SEC. GATES: I think that your question again goes to the importance of the proposal that I have made for an in-depth strategic dialogue between the United States and China, between our two militaries. The mechanisms that we have already agreed to continue with, and the new framework that General Liang and I have talked about that will be developed and implemented this year, I think are an important step forward in terms of a greater understanding of each other’s intentions, each other’s policies, each other’s strategy. I think that kind of a dialogue, really focused on the areas that I have talked about -- nuclear, missile defense, space, and cyber -- all create an environment in which the chances of a miscalculation or a misunderstanding are significantly reduced. In the meantime, I think that greater openness and transparency between us through this enhanced dialogue -- both the existing mechanisms that we have and the ones that we are talking about developing -- are all important to ensure that we have a clear understanding of each other’s intentions as well as our strategy.
MODERATOR: Now the last question.
GEN. LIANG: Let me make some additional comments on the issue raised by Secretary Gates on the Strategic Security Dialogue. There exists quite a number of forms of dialogue between China and the United States. For example, in the economic field, we have had a well-established mechanism and identified a leadership to lead and co-chair the economic dialogues between the two countries. As for the dialogues between the two militaries, every year the two militaries will hold the annual Defense Consultative Talks and I believe this is one form of the dialogues at the strategic level between the two sides. The Chinese side noticed the proposal of Secretary Gates on the conducting of the Strategic Security Dialogue and we are studying that.
MODERATOR: Now the last question.
Q: From China Radio International. My question goes to Secretary Gates. It has been reported that Pentagon has decided to sell 226 Army tactical missiles to Taiwan. Can you confirm that report and also how does the U.S. side perceive, or look at, the impact of U.S. arms sales to Taiwan on the development of China-U.S. mil-to-mil relations?
SEC. GATES: Well, first of all, clearly it goes without saying the sales have created difficulties between us in the past. If I am correct, the sale that you refer to was actually made under my previous boss, President Bush, in 2008 and announced at that time and the missiles being referred to are air defense missiles, so strictly on the defensive side. They are not tactical surface-to-surface missiles.

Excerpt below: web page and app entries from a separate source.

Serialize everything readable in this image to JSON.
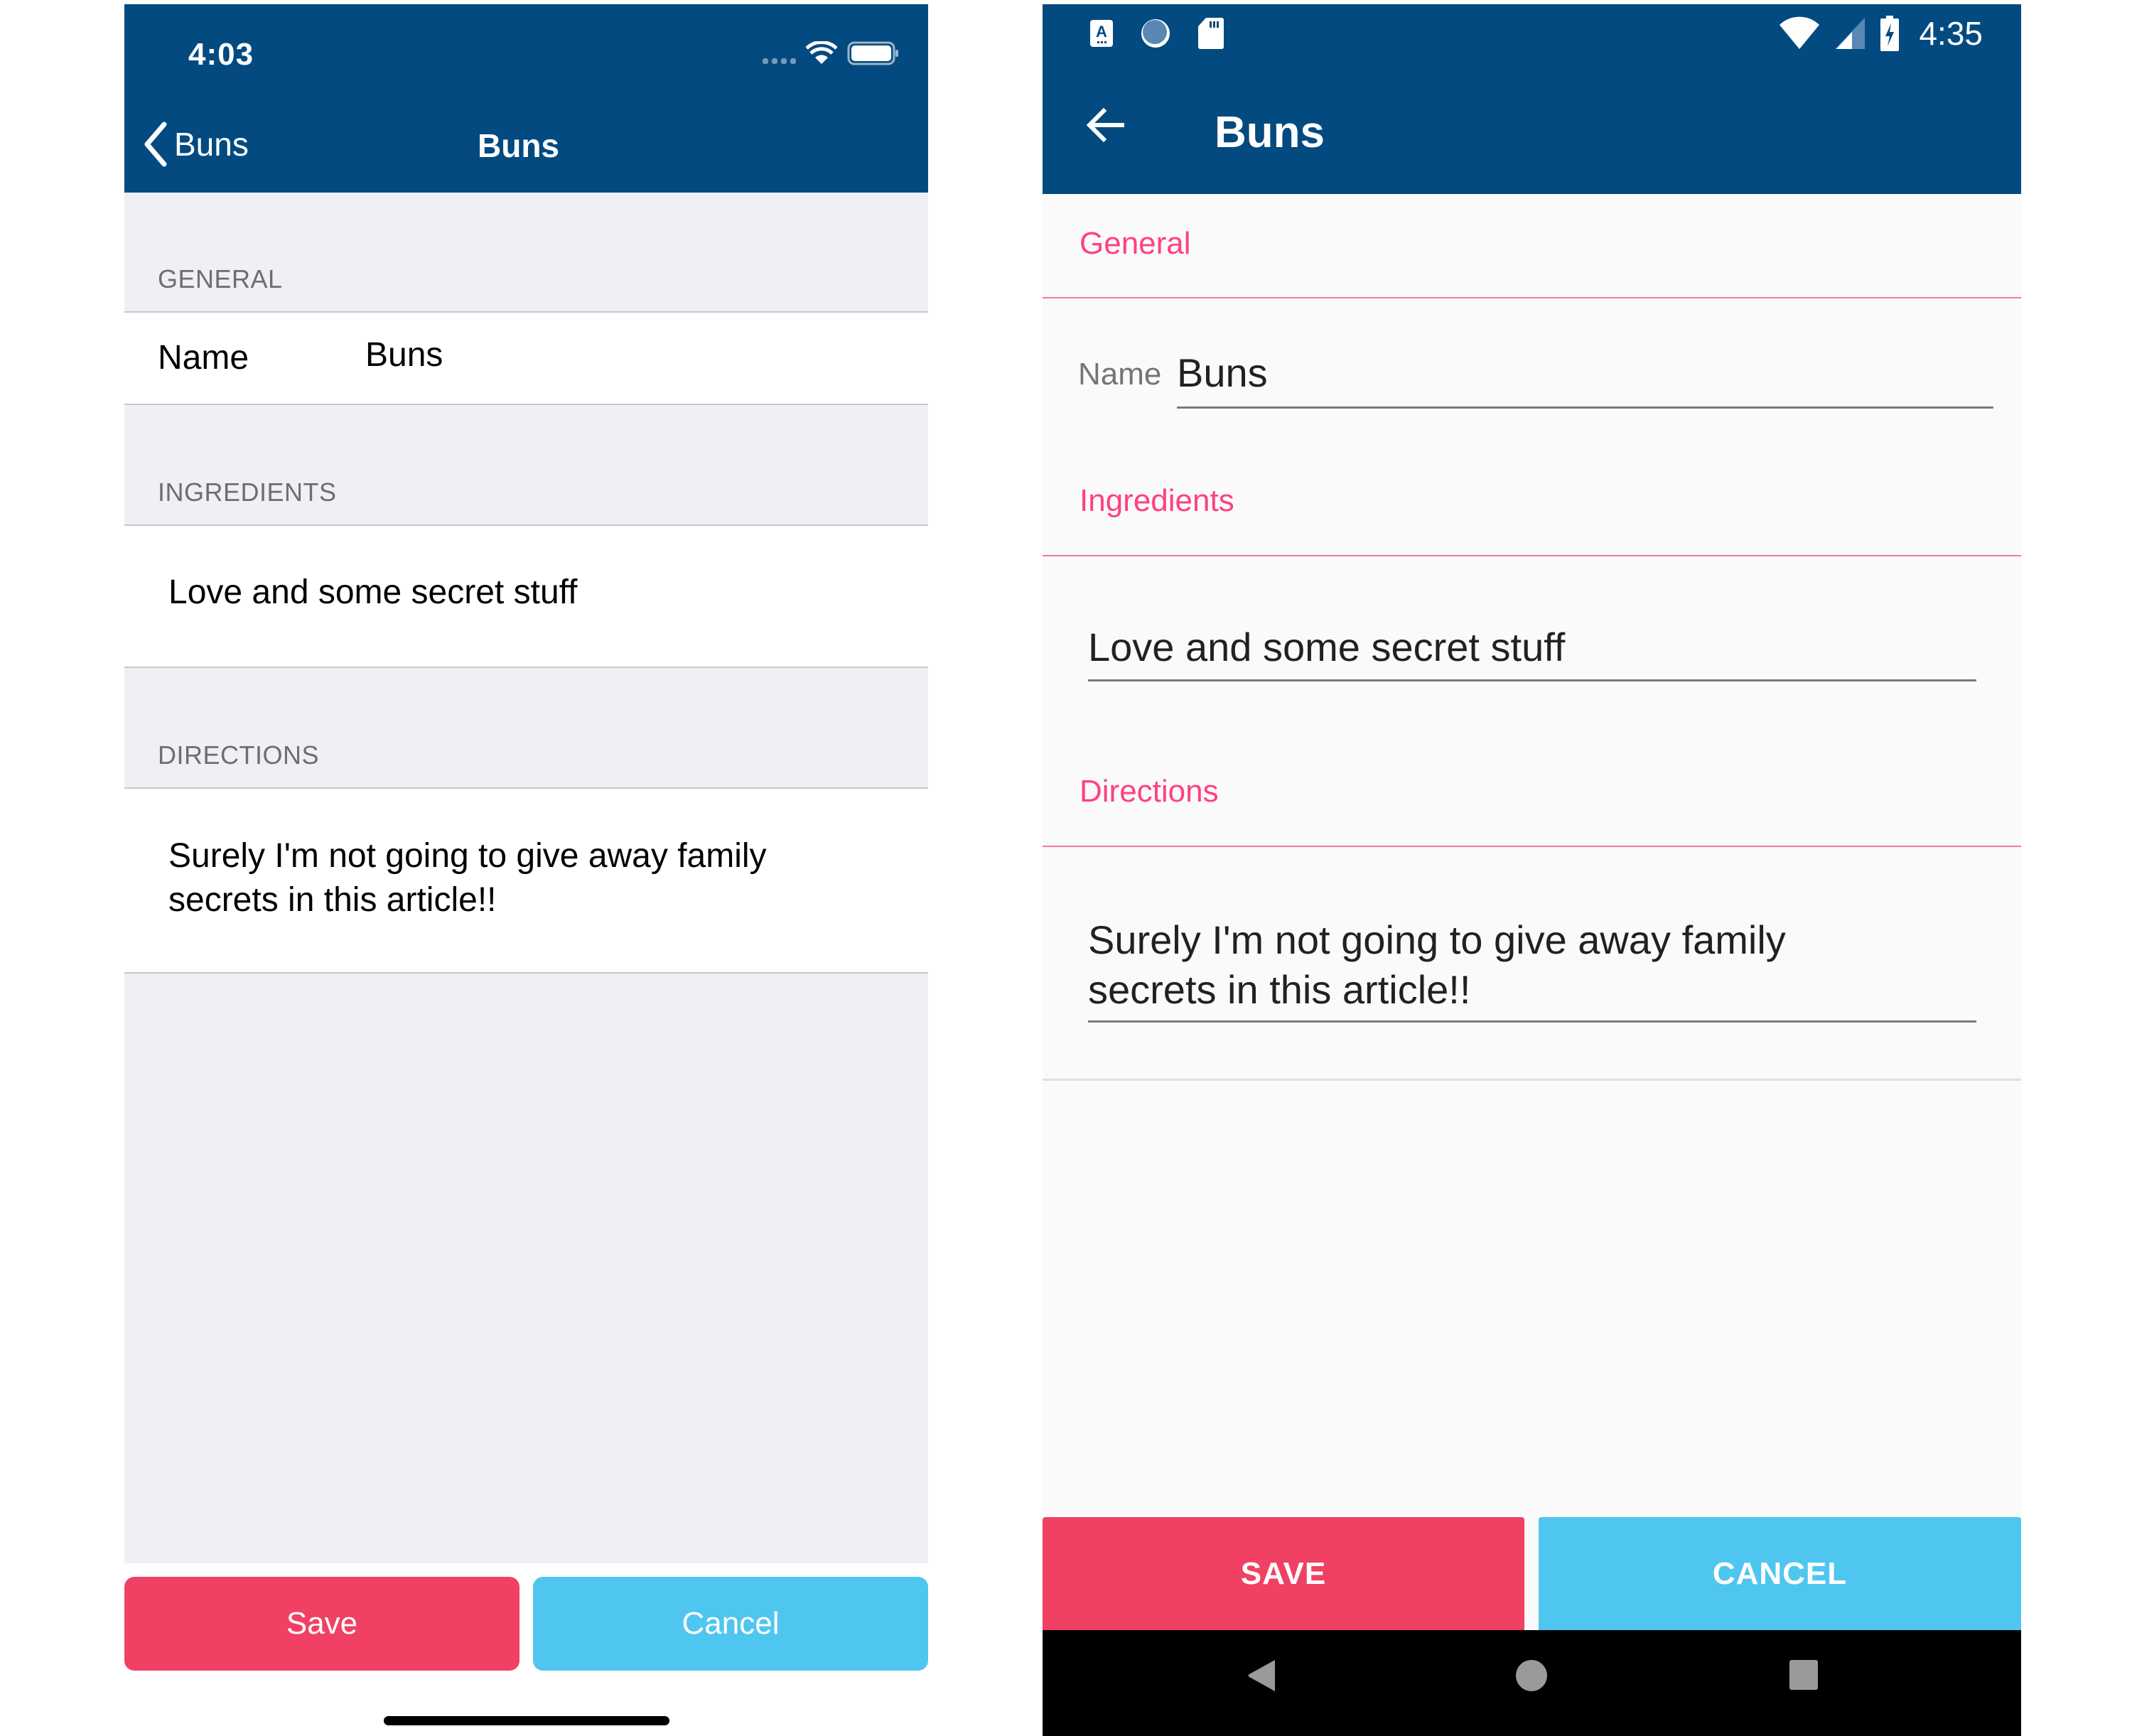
{
  "ios": {
    "status_bar": {
      "time": "4:03",
      "icons": [
        "signal-dots-icon",
        "wifi-icon",
        "battery-icon"
      ]
    },
    "nav": {
      "back_label": "Buns",
      "title": "Buns",
      "back_icon": "chevron-left-icon"
    },
    "sections": {
      "general": {
        "header": "GENERAL",
        "name_label": "Name",
        "name_value": "Buns"
      },
      "ingredients": {
        "header": "INGREDIENTS",
        "value": "Love and some secret stuff"
      },
      "directions": {
        "header": "DIRECTIONS",
        "value_line1": "Surely I'm not going to give away family",
        "value_line2": "secrets in this article!!"
      }
    },
    "buttons": {
      "save": "Save",
      "cancel": "Cancel"
    }
  },
  "android": {
    "status_bar": {
      "time": "4:35",
      "left_icons": [
        "accessibility-a-icon",
        "sync-circle-icon",
        "sd-card-icon"
      ],
      "right_icons": [
        "wifi-icon",
        "cell-signal-icon",
        "battery-charging-icon"
      ]
    },
    "appbar": {
      "title": "Buns",
      "back_icon": "arrow-back-icon"
    },
    "sections": {
      "general": {
        "header": "General",
        "name_label": "Name",
        "name_value": "Buns"
      },
      "ingredients": {
        "header": "Ingredients",
        "value": "Love and some secret stuff"
      },
      "directions": {
        "header": "Directions",
        "value_line1": "Surely I'm not going to give away family",
        "value_line2": "secrets in this article!!"
      }
    },
    "buttons": {
      "save": "SAVE",
      "cancel": "CANCEL"
    },
    "nav_bar": [
      "back-triangle-icon",
      "home-circle-icon",
      "recents-square-icon"
    ]
  },
  "colors": {
    "header_blue": "#024a7f",
    "save_red": "#f04063",
    "cancel_blue": "#4fc6f0",
    "accent_pink": "#ff4081",
    "ios_group_bg": "#efeff4",
    "android_bg": "#fafafa"
  }
}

MODERATOR: That concludes today’s press conference. Thank you, Secretary. Thank you, Minister.